I've always been a huge fan of Nikolai Gogol -- I've read Dead Souls something like three times, in three different translations, and "The Overcoat" is, I think, one of the world's great stories. But -- perhaps because I came to Gogol through Nabokov, as I have so much else -- I've never thought of him as either a realist or particularly relevant to the daily news: I think of him as a satirist with a uniquely personal vision -- a surrealist, a "magical realist," long before the world had any use for such terms.
Apparently, such wasn't always the case.
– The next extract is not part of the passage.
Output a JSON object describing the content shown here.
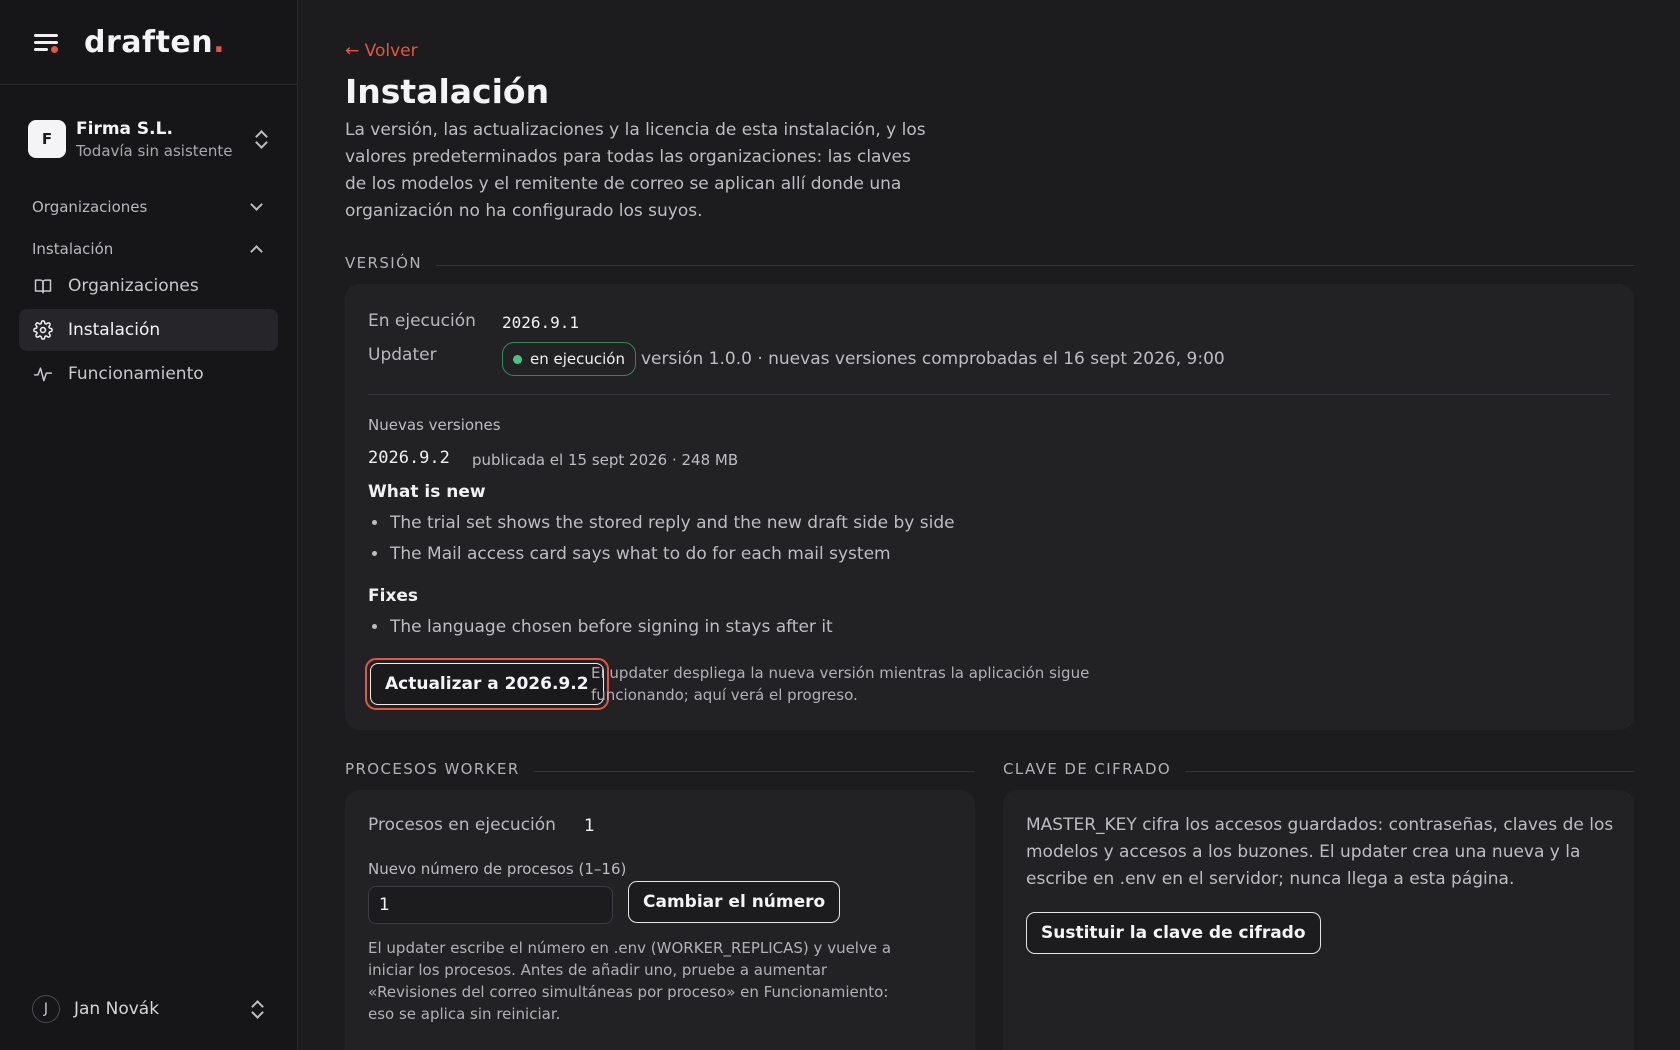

In the May Atlantic, Robert Kaplan -- who is I believe the Bush administration's unofficial in-house academic on matters Iraqi and Middle Eastern -- sees the 1835 Taras Bulba, which I've never read, as a fairly prescient examination of the wars between true believers.
Gogol's Cossacks represent the ultimate mob, fueled by the crude belief systems and symbolism that sustain what the national-security analyst Ralph Peters has called "euphorias of hatred." Peters notes that although individual people are equally capable of love and hatred, crowds are incomparably better at hatred: individuals within a crowd are are able to take part in cathartic violence without having to accept responsibility for it. The crowd that cheered in Ramallah in October of 2000, as two Israeli soldiers were tortured and defenestrated, is a classic example of this.